*Prompt*: When a line of the entries contains "true", please list that line.

*Working data*:
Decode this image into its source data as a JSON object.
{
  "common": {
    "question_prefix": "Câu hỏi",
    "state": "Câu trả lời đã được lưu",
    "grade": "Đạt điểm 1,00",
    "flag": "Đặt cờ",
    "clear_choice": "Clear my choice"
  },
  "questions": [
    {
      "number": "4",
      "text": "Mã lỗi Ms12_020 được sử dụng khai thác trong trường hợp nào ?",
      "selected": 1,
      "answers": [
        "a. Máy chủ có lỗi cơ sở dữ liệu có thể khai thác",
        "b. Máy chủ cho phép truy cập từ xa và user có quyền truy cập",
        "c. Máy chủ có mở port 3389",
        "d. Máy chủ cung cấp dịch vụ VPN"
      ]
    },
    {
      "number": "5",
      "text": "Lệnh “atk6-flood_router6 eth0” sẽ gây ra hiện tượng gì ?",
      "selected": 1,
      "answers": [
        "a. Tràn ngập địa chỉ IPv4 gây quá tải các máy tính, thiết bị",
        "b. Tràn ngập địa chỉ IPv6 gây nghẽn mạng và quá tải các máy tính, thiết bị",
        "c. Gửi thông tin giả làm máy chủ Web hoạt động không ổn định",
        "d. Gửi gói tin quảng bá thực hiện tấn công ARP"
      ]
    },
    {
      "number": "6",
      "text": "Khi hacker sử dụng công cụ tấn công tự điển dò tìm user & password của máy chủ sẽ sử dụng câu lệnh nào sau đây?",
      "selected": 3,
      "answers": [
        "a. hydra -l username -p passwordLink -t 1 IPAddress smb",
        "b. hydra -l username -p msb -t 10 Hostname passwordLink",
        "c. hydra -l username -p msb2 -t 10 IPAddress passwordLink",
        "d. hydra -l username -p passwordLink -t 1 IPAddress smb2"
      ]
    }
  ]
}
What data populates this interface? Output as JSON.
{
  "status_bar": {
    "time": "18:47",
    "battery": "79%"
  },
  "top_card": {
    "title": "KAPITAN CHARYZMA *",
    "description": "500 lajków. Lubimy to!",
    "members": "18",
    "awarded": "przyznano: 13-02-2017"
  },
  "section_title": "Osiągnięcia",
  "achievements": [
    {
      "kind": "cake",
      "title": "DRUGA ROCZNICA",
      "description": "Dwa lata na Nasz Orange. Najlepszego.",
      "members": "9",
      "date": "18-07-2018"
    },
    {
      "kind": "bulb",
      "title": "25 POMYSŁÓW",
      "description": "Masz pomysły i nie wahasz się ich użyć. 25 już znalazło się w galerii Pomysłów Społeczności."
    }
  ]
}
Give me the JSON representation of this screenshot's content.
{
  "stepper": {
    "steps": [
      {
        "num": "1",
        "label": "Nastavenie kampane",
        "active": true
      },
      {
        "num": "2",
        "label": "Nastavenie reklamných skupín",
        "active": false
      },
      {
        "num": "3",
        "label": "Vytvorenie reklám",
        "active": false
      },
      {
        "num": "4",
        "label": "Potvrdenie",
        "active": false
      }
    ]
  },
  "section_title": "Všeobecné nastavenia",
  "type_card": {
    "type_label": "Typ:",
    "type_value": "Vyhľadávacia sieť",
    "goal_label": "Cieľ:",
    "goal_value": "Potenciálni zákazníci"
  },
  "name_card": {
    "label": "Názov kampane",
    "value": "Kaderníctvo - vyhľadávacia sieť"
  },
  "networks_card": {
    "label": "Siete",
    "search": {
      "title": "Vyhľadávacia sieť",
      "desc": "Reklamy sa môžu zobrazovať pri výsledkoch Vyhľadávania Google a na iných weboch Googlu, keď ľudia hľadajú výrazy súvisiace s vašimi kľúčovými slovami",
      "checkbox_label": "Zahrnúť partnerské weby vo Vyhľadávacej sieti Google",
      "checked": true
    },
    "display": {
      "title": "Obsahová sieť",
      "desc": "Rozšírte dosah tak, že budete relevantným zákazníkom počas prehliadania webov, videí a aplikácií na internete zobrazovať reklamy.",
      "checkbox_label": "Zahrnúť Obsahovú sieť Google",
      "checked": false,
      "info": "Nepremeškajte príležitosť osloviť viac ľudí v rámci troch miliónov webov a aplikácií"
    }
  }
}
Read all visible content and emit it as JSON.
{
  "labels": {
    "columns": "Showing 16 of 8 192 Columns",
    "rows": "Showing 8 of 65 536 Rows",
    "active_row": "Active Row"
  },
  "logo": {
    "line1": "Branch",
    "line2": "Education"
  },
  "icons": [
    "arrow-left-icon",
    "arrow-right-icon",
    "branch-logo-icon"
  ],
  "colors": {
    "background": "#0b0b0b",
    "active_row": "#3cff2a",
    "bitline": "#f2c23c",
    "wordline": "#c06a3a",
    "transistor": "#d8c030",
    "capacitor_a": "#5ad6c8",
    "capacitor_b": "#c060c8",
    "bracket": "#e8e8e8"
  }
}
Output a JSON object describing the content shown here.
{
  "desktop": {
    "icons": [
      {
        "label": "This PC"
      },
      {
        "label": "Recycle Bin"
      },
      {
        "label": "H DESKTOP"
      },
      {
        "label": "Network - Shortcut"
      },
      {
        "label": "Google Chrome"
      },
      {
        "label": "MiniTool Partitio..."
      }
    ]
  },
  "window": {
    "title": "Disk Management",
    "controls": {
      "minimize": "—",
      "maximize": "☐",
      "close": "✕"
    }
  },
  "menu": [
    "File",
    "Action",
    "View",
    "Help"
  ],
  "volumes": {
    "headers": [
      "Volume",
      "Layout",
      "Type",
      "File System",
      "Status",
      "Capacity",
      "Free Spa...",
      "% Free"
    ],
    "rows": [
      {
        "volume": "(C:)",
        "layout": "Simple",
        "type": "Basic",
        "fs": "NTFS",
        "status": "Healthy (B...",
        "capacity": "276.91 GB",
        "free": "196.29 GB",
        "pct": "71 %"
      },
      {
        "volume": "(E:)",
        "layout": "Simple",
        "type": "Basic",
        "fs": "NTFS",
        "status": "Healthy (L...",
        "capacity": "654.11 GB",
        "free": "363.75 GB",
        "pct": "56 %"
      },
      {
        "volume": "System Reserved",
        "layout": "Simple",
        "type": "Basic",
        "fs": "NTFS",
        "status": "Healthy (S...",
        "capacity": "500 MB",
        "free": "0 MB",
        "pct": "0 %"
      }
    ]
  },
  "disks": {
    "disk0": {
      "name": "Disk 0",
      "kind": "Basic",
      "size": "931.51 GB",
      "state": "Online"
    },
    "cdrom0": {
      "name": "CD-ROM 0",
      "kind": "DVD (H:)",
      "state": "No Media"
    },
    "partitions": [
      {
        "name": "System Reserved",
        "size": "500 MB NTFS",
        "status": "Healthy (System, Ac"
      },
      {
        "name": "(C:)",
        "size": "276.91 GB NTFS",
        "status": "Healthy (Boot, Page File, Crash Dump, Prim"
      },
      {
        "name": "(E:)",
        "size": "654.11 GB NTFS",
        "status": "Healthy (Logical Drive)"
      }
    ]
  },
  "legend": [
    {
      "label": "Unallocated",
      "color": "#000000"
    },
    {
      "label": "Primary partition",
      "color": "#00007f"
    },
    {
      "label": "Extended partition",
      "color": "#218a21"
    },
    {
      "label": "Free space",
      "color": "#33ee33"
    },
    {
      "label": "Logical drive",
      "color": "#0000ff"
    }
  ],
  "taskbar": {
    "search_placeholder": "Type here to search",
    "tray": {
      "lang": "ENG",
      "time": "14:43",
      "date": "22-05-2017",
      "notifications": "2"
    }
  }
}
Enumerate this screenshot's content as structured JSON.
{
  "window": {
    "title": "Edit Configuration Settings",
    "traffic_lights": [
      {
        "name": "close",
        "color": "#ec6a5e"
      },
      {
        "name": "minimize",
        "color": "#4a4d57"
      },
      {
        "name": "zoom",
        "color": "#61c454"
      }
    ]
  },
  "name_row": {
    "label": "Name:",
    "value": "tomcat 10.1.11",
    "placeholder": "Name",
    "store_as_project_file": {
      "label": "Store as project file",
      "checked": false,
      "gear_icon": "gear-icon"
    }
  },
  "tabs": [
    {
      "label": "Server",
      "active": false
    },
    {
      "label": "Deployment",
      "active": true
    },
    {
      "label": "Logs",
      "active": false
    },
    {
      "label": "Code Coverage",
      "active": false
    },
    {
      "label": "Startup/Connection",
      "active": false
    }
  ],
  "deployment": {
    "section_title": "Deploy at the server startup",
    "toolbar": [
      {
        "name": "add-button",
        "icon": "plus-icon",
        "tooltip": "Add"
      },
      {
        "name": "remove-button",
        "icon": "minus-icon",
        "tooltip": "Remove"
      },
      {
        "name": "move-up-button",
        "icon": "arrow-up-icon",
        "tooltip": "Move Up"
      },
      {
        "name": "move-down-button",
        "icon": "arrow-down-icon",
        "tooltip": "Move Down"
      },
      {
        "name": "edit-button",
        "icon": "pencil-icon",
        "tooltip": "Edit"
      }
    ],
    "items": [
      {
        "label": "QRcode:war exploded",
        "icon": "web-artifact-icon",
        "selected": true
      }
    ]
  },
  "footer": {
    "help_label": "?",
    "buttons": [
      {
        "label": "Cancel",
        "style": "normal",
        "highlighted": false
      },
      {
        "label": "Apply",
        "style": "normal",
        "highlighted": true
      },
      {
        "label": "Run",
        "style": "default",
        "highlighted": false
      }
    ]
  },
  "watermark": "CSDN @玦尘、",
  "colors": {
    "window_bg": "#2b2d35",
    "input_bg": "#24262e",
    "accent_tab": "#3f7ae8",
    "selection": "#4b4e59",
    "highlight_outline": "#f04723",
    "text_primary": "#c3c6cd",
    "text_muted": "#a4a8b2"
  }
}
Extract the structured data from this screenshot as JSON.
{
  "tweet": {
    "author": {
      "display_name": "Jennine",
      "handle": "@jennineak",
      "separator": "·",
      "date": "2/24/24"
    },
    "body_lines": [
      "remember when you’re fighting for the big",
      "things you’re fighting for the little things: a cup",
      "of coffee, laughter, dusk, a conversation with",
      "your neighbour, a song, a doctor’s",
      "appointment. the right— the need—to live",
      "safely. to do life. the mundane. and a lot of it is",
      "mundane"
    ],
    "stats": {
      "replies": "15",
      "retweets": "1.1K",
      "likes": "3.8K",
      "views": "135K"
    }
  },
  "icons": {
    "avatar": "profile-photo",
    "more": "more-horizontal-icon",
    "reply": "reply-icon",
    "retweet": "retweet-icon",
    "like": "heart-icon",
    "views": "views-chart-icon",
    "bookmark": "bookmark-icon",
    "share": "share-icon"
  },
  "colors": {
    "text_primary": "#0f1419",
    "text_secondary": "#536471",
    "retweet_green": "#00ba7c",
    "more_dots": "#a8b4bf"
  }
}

*Problem solution*:
        "active": true
      "checked": true
      "active": true
        "selected": true
        "highlighted": true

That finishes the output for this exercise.